Something about constant cold weather makes me want soup all the time.  It's warming, comforting and good for you to boot.  Especially when you can use homemade broths.  The girls and I prefer Manhattan style clam chowder most of the time.  It's what I grew up with.  But my darling husband really prefers New England style clam chowder.  So, every so often I'll make up a batch of that for him.  Judging from the vocalizations and slurping I hear coming from the table right now, this batch turned out really well.  The first time I made New England clam chowder, I looked up dozens of recipes and tried to create something that had the elements my hubby prefers.  Chunky potatoes, little celery if any, good clammy flavor, and not too terribly thick.  Thickness of chowder is a very personal preference.  I grew up loving it quite thick but now I think I like it just nice and creamy.  More of a soup and less of a stew.  We also love bacon in our chowder, but have found that you can keep it reserved to add after serving if you have a vegetarian in the family and the soup will still taste good.  I usually add a bit of butter to make up for the lost bacon grease.  Gives it more flavor.  So here is my take on New England style clam chowder.  If I still lived on the coast, I would use fresh clams when possible, but for everyday and out of season I have found a brand of canned clams that I really like.  It is therefore twice the cost of the standard brand of clams and clam juice.  Oh well.  I stock up when they run it on special.  The cream makes this a nicely filling and immensely satisfying soup, so go easy.  You can always go back for seconds.  ☺
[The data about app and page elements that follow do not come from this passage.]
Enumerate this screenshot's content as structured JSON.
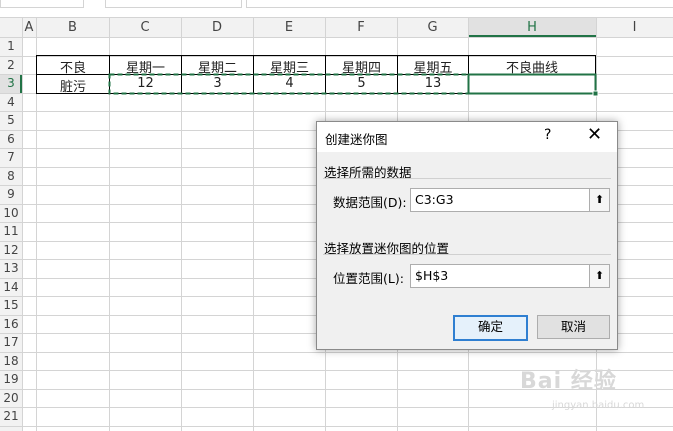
{
  "columns": [
    "A",
    "B",
    "C",
    "D",
    "E",
    "F",
    "G",
    "H",
    "I"
  ],
  "rows": [
    "1",
    "2",
    "3",
    "4",
    "5",
    "6",
    "7",
    "8",
    "9",
    "10",
    "11",
    "12",
    "13",
    "14",
    "15",
    "16",
    "17",
    "18",
    "19",
    "20",
    "21"
  ],
  "table": {
    "header": [
      "不良",
      "星期一",
      "星期二",
      "星期三",
      "星期四",
      "星期五",
      "不良曲线"
    ],
    "row": [
      "脏污",
      "12",
      "3",
      "4",
      "5",
      "13",
      ""
    ]
  },
  "dialog": {
    "title": "创建迷你图",
    "help": "?",
    "close": "✕",
    "section1": "选择所需的数据",
    "data_range_label": "数据范围(D):",
    "data_range_value": "C3:G3",
    "section2": "选择放置迷你图的位置",
    "location_label": "位置范围(L):",
    "location_value": "$H$3",
    "collapse_icon": "⬆",
    "ok": "确定",
    "cancel": "取消"
  },
  "colors": {
    "accent": "#217346",
    "arrow": "#e8413b",
    "dialog_primary": "#2f7fd1"
  },
  "watermark": {
    "text": "Bai 经验",
    "sub": "jingyan.baidu.com"
  }
}
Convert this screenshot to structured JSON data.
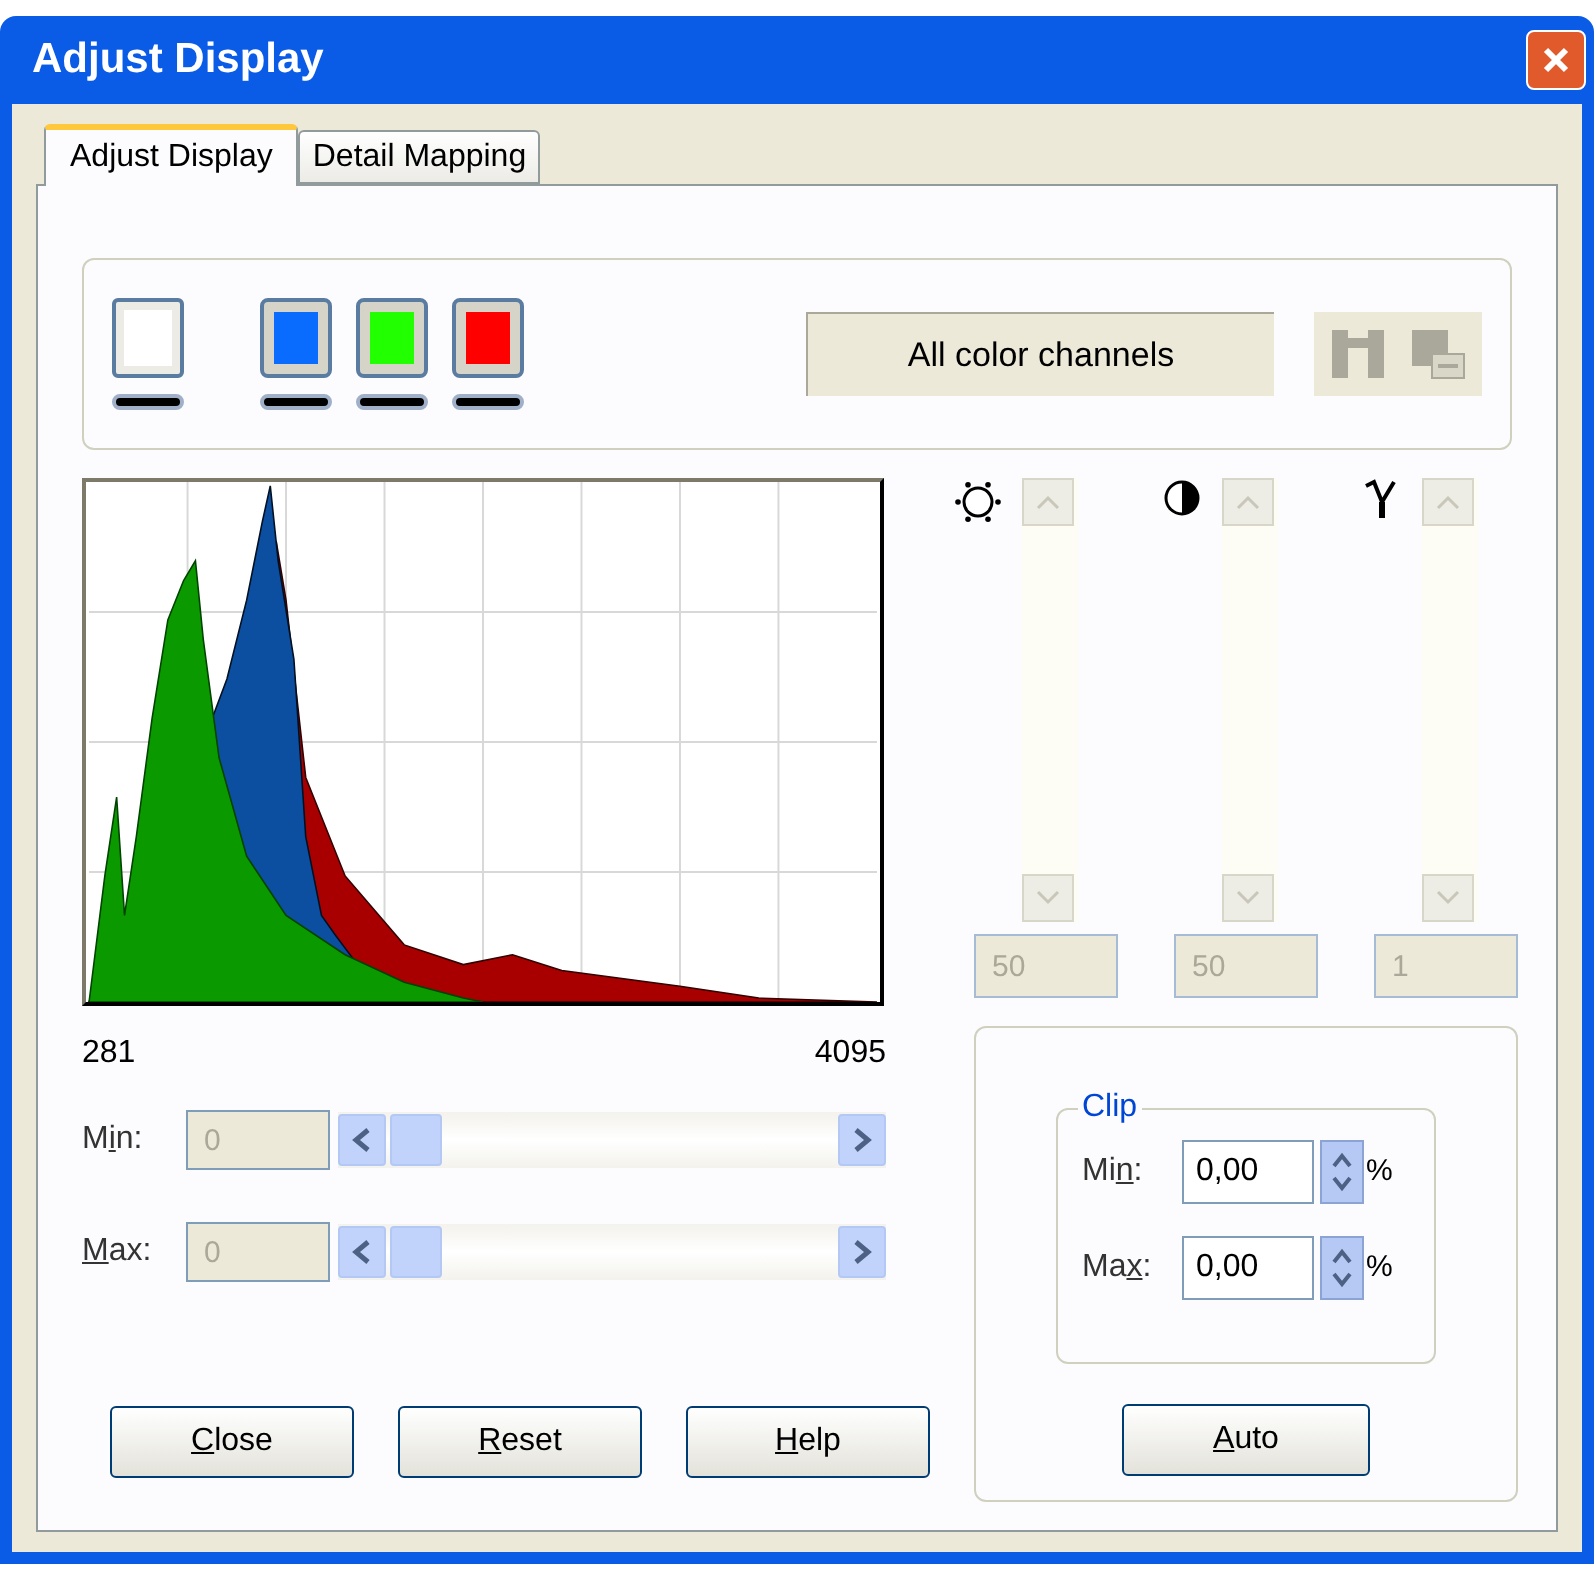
{
  "window": {
    "title": "Adjust Display"
  },
  "tabs": [
    {
      "label": "Adjust Display",
      "selected": true
    },
    {
      "label": "Detail Mapping",
      "selected": false
    }
  ],
  "channels": [
    {
      "kind": "all",
      "color": "#ffffff"
    },
    {
      "kind": "single",
      "color": "#0a6cff"
    },
    {
      "kind": "single",
      "color": "#22ff00"
    },
    {
      "kind": "single",
      "color": "#ff0000"
    }
  ],
  "channel_label": "All color channels",
  "channel_tools": [
    {
      "kind": "link",
      "disabled": true
    },
    {
      "kind": "copy",
      "disabled": true
    }
  ],
  "histogram": {
    "min_label": "281",
    "max_label": "4095"
  },
  "range": [
    {
      "pre": "M",
      "key": "i",
      "post": "n:",
      "value": "0",
      "disabled": true
    },
    {
      "key": "M",
      "post": "ax:",
      "value": "0",
      "disabled": true
    }
  ],
  "adjusters": [
    {
      "kind": "brightness",
      "value": "50",
      "disabled": true
    },
    {
      "kind": "contrast",
      "value": "50",
      "disabled": true
    },
    {
      "kind": "gamma",
      "value": "1",
      "disabled": true
    }
  ],
  "clip": {
    "title": "Clip",
    "fields": [
      {
        "pre": "Mi",
        "key": "n",
        "post": ":",
        "value": "0,00",
        "unit": "%"
      },
      {
        "pre": "Ma",
        "key": "x",
        "post": ":",
        "value": "0,00",
        "unit": "%"
      }
    ]
  },
  "buttons": [
    {
      "key": "C",
      "post": "lose"
    },
    {
      "key": "R",
      "post": "eset"
    },
    {
      "key": "H",
      "post": "elp"
    }
  ],
  "auto_button": {
    "key": "A",
    "post": "uto"
  }
}
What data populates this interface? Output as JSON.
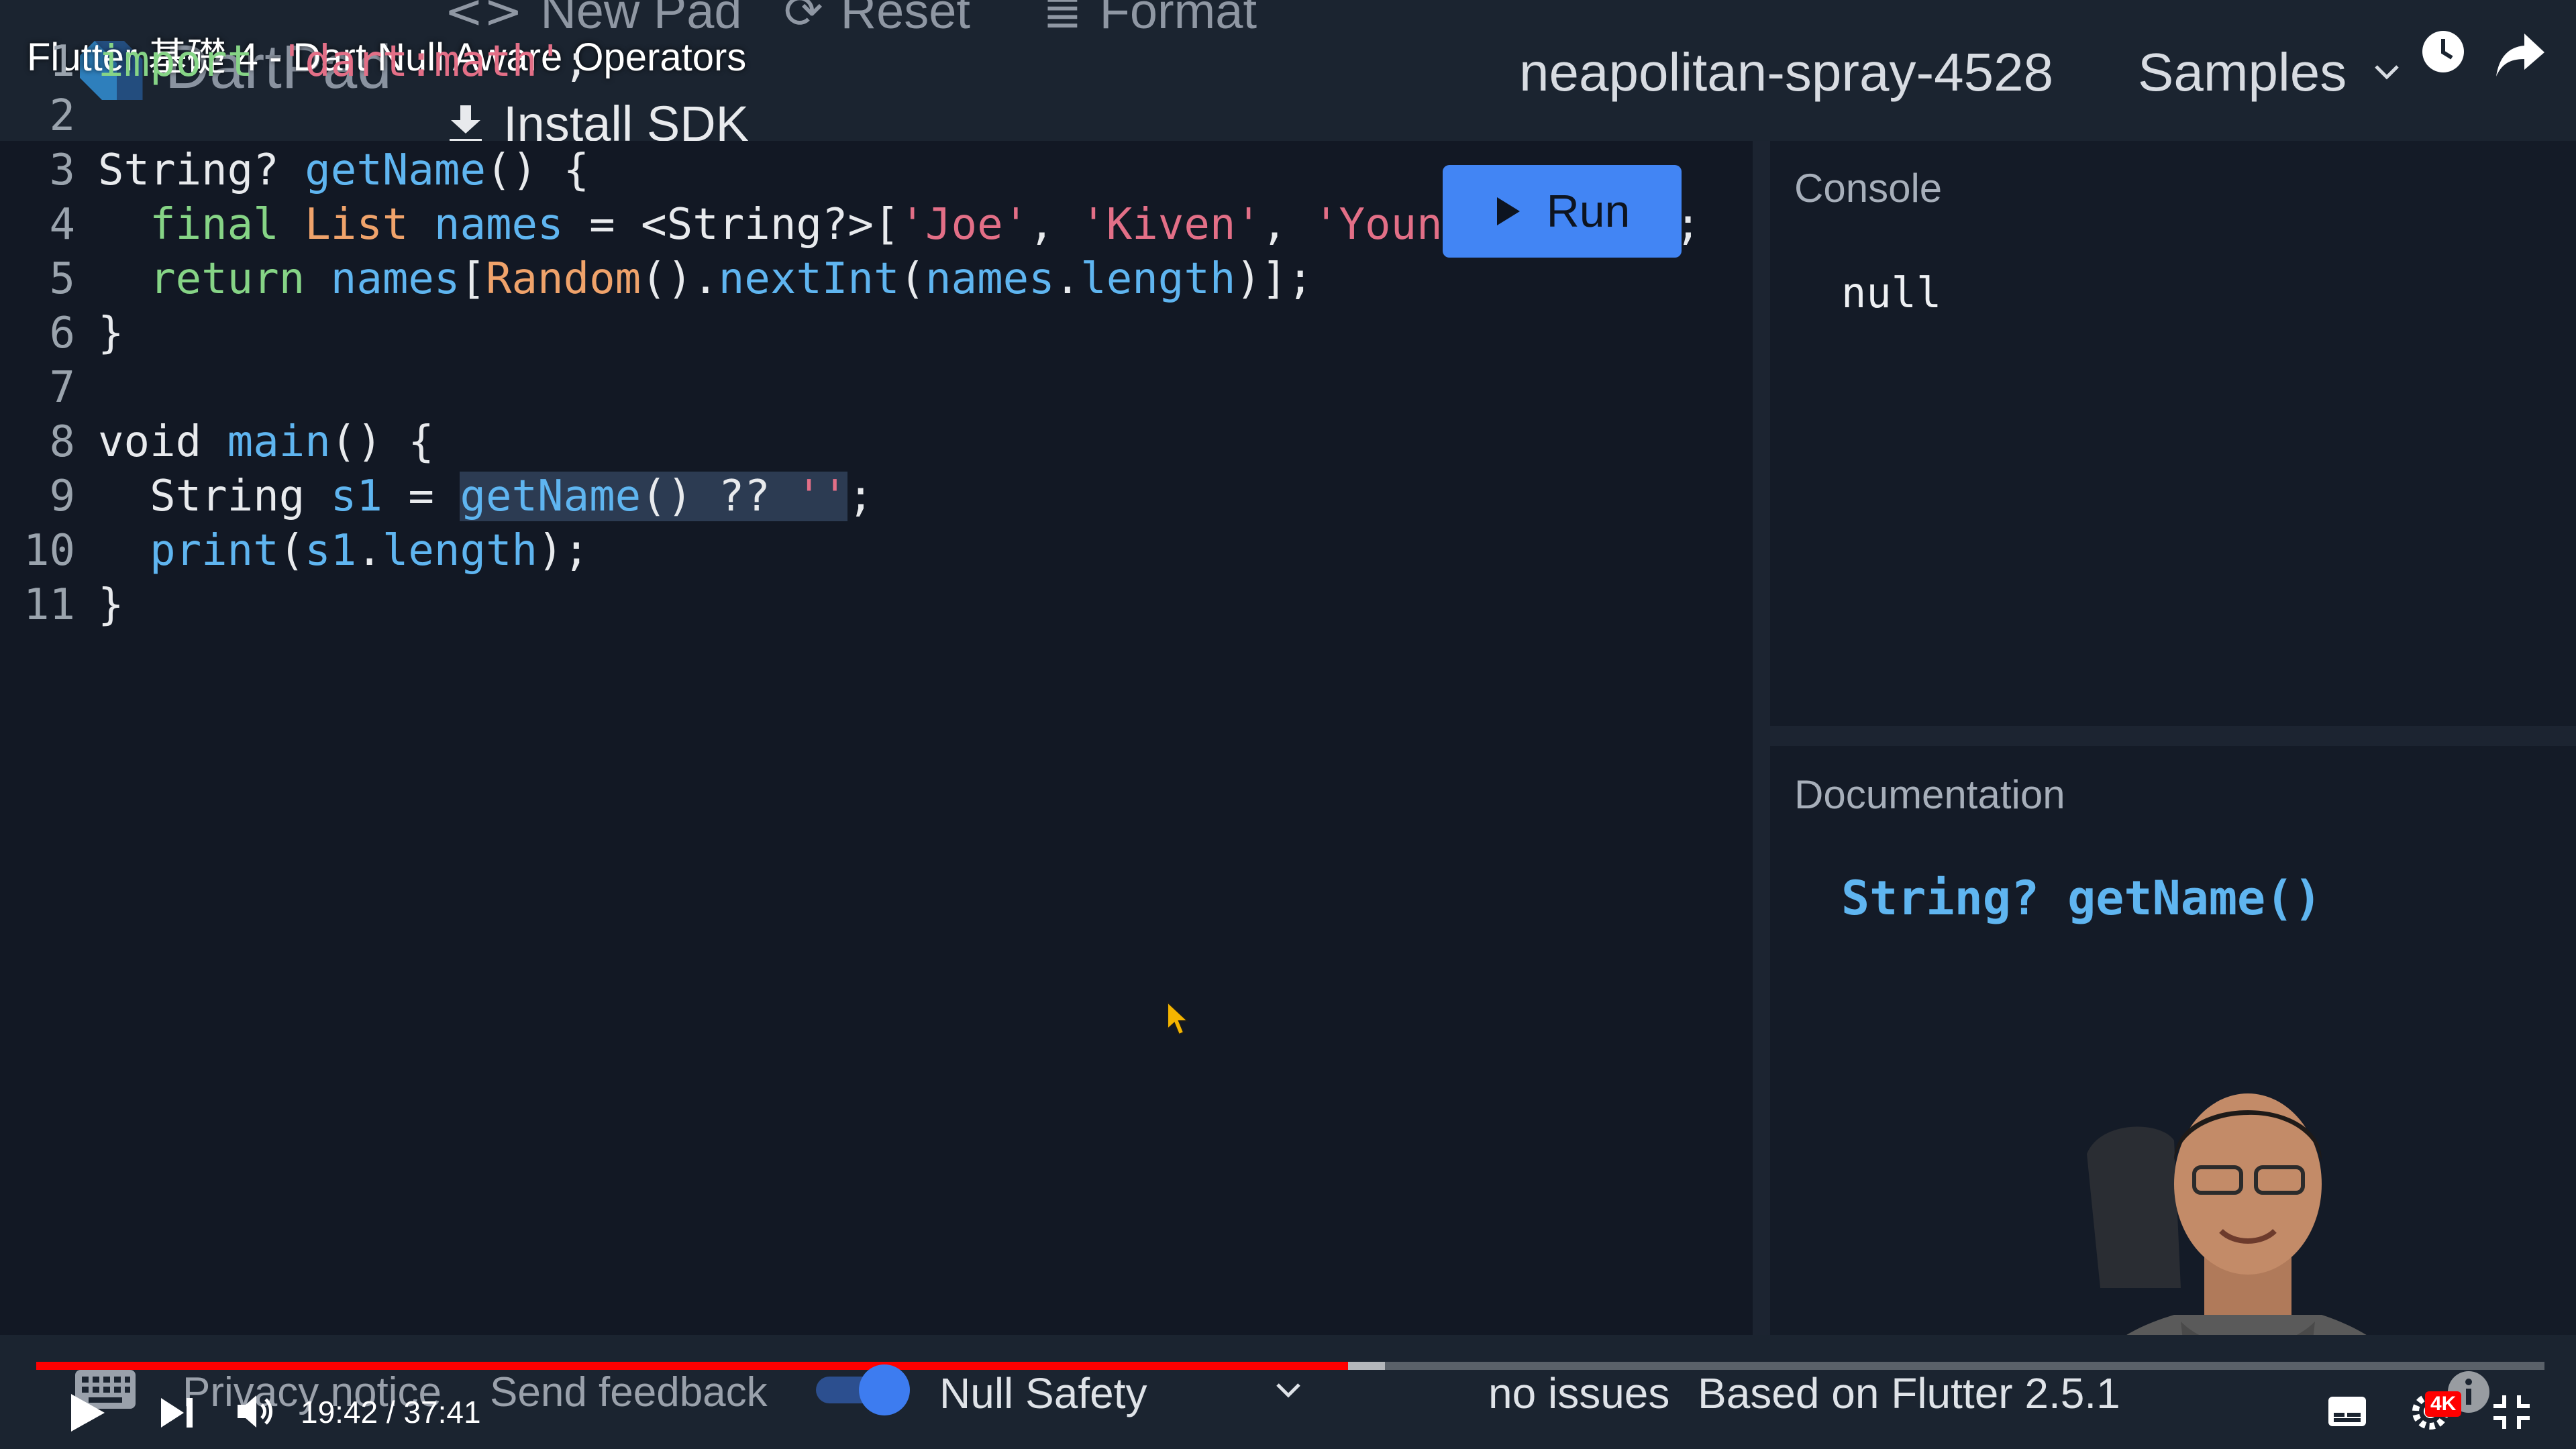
{
  "video": {
    "title": "Flutter 基礎 4 - Dart Null Aware Operators",
    "time": "19:42 / 37:41",
    "progress_fraction": 0.523,
    "quality": "4K"
  },
  "header": {
    "app_name": "DartPad",
    "new_pad": "New Pad",
    "reset": "Reset",
    "format": "Format",
    "install_sdk": "Install SDK",
    "pad_name": "neapolitan-spray-4528",
    "samples": "Samples"
  },
  "editor": {
    "run_label": "Run",
    "line_numbers": [
      "1",
      "2",
      "3",
      "4",
      "5",
      "6",
      "7",
      "8",
      "9",
      "10",
      "11"
    ],
    "lines": [
      "import 'dart:math';",
      "",
      "String? getName() {",
      "  final List names = <String?>['Joe', 'Kiven', 'Young', null];",
      "  return names[Random().nextInt(names.length)];",
      "}",
      "",
      "void main() {",
      "  String s1 = getName() ?? '';",
      "  print(s1.length);",
      "}"
    ],
    "selection": "getName() ?? ''"
  },
  "console": {
    "label": "Console",
    "output": "null"
  },
  "documentation": {
    "label": "Documentation",
    "signature": "String? getName()"
  },
  "status_bar": {
    "privacy": "Privacy notice",
    "feedback": "Send feedback",
    "null_safety": "Null Safety",
    "issues": "no issues",
    "version": "Based on Flutter 2.5.1"
  },
  "colors": {
    "accent": "#4285f4",
    "progress": "#ff0000",
    "keyword": "#86d486",
    "string": "#e36f87",
    "identifier": "#5fb5f0"
  }
}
New England Clam Chowder
Serves 6-8

4 (6.5 oz.) cans chopped clams, undrained (Bar Harbor is a brand I have found to be more tender and less gritty than others available.)
2 (8 oz.) bottles clam juice + 2½ c water (or fish stock if you have it - I happened to have some in the freezer that I used in this batch.)
6-8 slices thick, good bacon, chopped  (Hempler's, if you can get it, is exceptional bacon.)
1 tbsp butter
1 medium yellow onion, chopped
2 stalks celery, finely diced
1 tsp minced garlic, optional
3 tbsp flour
4 medium yellow potatoes, scrubbed and diced
1 bay leaf
¼ tsp dried thyme (a sprig of lemon thyme is fabulous if you have it.)
~1 tsp sea salt or to taste
¼ tsp white pepper
1 tbsp dried parsley
1 cup heavy cream
3 shots tabasco sauce
fresh gound pepper to taste

Fry bacon in stock pot over medium low heat until crisp, but not crunchy.  (I like to use kitchen scissors to snip it right into the pot.)  Remove and set aside in a bowl.  Feel free to add an extra slice or two to deal with passersby snitching pieces to snack on.  (Who me?  Blink blink...)  Keep about 1 tbsp bacon grease in the pot. 

Add the tbsp of butter and saute the onion, celery and optional garlic until softened.  (I don't often use anything but fresh anymore, but the jarred minced garlic is good in this case as it doesn't overpower the chowder.) 

Add the flour to the onion mixture and cook for about a minute. 

Slowly whisk in the clam juice and water or fish stock.

Add the bay leaf, thyme and potatoes and simmer over medium low heat for about 20 minutes or until potatoes are tender.  Remove bay leaf.

Add cream, clams with juice, parsley, white pepper and tabasco.  Bring to simmer and season to taste with sea salt and fresh ground pepper.

You may thicken this soup more if you like with flour, starch or instant potatoes.